Turns out that was not the case.

“Mr. Rose’s public and private comments, including his initial admission in 2004, provide me with little confidence that he has a mature understanding of his wrongful conduct, that he has accepted full responsibility for it, or that he understands the damage he has caused,” Manfred wrote in his decision on Rose’s appeal for reinstatement issued on Monday.

Fair enough. At this stage in his life, Rose isn’t going to be able to translate reinstatement into a full-time managerial gig.

Whatever you feel about his contrition or lack thereof, reinstatement was in actuality all about the Hall of Fame.

Manfred kicked that can down the road Monday.

“The issue of whether Mr. Rose should be eligible for Hall of Fame election under the bylaws of that organization presents an entirely different policy determination that is focused on a range of considerations distinct from the more narrow question before me — i.e., whether I believe that Mr. Rose’s reinstatement would be consonant with the policy rationale underlying Rule 21. Thus, any debate over Mr. Rose’s eligibility for the Hall of Fame is one that must take place in a different forum,” Manfred wrote.

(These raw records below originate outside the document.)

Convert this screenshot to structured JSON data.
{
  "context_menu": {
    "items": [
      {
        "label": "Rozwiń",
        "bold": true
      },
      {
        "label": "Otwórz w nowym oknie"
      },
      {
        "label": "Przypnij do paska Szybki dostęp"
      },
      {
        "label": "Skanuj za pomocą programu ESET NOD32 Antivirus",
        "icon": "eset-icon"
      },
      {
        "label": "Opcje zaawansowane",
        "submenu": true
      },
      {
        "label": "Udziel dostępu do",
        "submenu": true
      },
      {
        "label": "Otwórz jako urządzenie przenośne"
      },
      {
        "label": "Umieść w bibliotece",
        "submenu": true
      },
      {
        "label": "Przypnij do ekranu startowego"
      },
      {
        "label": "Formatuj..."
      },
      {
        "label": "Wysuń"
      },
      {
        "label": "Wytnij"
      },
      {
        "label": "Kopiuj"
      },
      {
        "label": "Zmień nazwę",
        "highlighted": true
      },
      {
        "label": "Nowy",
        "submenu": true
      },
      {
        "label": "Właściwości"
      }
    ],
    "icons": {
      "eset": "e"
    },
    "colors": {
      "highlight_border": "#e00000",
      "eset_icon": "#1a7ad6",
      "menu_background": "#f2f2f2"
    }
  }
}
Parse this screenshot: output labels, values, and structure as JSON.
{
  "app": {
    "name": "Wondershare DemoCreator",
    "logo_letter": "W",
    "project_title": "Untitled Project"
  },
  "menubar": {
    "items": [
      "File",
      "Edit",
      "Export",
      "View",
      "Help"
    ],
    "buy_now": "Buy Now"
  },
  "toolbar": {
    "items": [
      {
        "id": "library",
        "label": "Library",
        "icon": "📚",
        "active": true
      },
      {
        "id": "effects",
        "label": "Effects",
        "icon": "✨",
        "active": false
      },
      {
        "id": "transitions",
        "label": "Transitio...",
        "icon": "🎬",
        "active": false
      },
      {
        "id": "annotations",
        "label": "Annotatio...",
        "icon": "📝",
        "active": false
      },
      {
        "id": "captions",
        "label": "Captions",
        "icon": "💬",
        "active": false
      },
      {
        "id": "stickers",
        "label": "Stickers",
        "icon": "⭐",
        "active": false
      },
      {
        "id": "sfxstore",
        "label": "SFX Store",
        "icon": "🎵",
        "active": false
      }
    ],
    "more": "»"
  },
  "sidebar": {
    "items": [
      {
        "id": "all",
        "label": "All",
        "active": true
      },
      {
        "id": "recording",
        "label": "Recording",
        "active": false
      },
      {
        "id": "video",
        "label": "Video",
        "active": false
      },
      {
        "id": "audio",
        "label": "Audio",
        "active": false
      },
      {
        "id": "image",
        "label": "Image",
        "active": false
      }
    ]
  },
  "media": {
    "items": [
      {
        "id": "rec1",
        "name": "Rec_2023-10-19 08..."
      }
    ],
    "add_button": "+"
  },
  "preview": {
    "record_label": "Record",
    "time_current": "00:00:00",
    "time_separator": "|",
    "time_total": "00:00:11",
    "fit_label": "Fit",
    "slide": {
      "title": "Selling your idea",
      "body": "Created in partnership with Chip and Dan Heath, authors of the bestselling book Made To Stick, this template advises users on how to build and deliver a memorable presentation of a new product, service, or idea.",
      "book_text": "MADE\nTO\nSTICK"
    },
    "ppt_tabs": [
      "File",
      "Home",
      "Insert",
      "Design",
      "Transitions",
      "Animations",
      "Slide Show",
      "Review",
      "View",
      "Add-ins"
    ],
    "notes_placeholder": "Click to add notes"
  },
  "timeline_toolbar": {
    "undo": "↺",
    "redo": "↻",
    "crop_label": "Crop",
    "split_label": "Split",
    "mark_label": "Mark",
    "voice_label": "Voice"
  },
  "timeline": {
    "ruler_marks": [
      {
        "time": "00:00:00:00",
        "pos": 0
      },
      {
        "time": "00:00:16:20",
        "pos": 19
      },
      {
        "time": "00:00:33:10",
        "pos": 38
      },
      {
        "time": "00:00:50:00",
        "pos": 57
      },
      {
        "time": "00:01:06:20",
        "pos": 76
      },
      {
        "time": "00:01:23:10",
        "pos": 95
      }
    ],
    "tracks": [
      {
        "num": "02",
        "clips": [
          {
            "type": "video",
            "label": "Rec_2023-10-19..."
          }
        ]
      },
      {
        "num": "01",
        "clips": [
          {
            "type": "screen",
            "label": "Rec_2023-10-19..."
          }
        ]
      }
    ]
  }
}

So, the ball is in the Hall’s hands.

Note to those gatekeepers: a Hall of Fame without Pete Rose isn’t a Hall of Fame that I’m ever going to visit.

– Column by Chris Graham


augusta free press
augusta free press